John Rashid, associate director of Facilities Management, said, "After exploring options to correct fire code deficiencies, ADA deficiencies, and building moisture problems, UMD determined it was more cost effective to demolish Stadium Apartments than refurbish them."
John Weiske, director of UMD’s housing, explained, “Back in 2008, we contracted with an architectural firm for a renovation study to see how much it would cost to bring Stadium Apartments up to code. The answer was $12-millon.”
UMD planned ahead for the housing needs created when Stadium closed in summer of 2013. Ianni Hall, a certified LEED Silver, state-of-the-art residence hall, was constructed and opened in 2011.
“The demolition is being done as sustainable as possible,” explained Kessler. Stadium Apartment's materials are being donated, recycled, or reused.

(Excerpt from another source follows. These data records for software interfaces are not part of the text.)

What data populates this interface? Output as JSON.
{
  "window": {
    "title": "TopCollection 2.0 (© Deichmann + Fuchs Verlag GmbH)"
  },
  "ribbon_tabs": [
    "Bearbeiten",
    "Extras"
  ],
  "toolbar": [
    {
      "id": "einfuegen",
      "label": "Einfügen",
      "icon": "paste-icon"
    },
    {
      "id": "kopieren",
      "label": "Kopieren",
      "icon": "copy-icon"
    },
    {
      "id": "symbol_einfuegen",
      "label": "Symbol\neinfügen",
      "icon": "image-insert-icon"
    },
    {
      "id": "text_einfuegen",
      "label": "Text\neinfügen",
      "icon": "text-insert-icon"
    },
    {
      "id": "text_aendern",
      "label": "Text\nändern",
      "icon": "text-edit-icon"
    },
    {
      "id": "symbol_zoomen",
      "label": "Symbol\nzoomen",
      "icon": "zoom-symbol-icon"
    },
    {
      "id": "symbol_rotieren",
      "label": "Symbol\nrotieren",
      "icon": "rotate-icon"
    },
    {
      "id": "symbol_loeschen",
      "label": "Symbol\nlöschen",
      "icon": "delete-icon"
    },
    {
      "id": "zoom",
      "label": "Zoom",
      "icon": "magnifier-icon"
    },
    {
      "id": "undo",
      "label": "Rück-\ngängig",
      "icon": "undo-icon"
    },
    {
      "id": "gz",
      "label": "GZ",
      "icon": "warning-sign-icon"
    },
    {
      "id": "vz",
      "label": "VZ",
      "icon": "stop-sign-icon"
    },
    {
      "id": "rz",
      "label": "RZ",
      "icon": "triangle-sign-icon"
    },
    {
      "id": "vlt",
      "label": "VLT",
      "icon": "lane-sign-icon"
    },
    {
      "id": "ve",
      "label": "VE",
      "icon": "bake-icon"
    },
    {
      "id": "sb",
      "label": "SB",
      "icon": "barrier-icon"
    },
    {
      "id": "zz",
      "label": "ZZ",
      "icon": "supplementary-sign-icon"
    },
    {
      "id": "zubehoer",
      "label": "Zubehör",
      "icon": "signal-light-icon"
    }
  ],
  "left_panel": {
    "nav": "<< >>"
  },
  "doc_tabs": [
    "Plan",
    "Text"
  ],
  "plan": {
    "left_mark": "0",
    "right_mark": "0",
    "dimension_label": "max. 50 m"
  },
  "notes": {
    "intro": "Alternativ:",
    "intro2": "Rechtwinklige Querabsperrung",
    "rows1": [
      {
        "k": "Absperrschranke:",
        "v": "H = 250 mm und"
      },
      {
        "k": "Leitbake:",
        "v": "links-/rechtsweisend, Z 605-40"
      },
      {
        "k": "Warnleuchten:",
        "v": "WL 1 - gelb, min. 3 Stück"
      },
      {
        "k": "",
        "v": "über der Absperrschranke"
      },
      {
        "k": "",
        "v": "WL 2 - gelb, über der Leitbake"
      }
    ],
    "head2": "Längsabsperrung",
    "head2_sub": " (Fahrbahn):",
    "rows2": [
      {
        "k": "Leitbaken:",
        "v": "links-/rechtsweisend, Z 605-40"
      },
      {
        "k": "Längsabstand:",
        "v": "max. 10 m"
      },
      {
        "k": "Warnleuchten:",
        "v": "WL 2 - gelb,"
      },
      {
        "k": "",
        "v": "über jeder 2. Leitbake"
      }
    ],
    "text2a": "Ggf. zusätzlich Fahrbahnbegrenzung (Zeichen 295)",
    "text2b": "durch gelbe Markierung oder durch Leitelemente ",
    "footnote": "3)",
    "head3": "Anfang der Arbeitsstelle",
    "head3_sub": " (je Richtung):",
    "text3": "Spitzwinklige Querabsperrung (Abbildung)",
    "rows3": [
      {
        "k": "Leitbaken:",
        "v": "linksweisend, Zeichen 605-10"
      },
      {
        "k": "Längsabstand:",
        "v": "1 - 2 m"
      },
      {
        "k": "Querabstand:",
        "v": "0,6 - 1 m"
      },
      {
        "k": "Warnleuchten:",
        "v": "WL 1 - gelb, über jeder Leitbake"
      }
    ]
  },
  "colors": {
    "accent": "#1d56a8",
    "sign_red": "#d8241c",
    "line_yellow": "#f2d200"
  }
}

Fire alarm panels and water heaters were re-used. Many desks, couches, and chairs were used in other UMD buildings and many semi loads of dressers, wardrobes, coffee tables, lamps, and dining room tables went to Goodwill. In the current phase of the demolition, cement blocks and bricks are being ground and recycled.
"The site will remain green space within 100 feet of Tischer Creek," said Rashid. The use for the remaining space left by Stadium Apartments is still in the planning stage.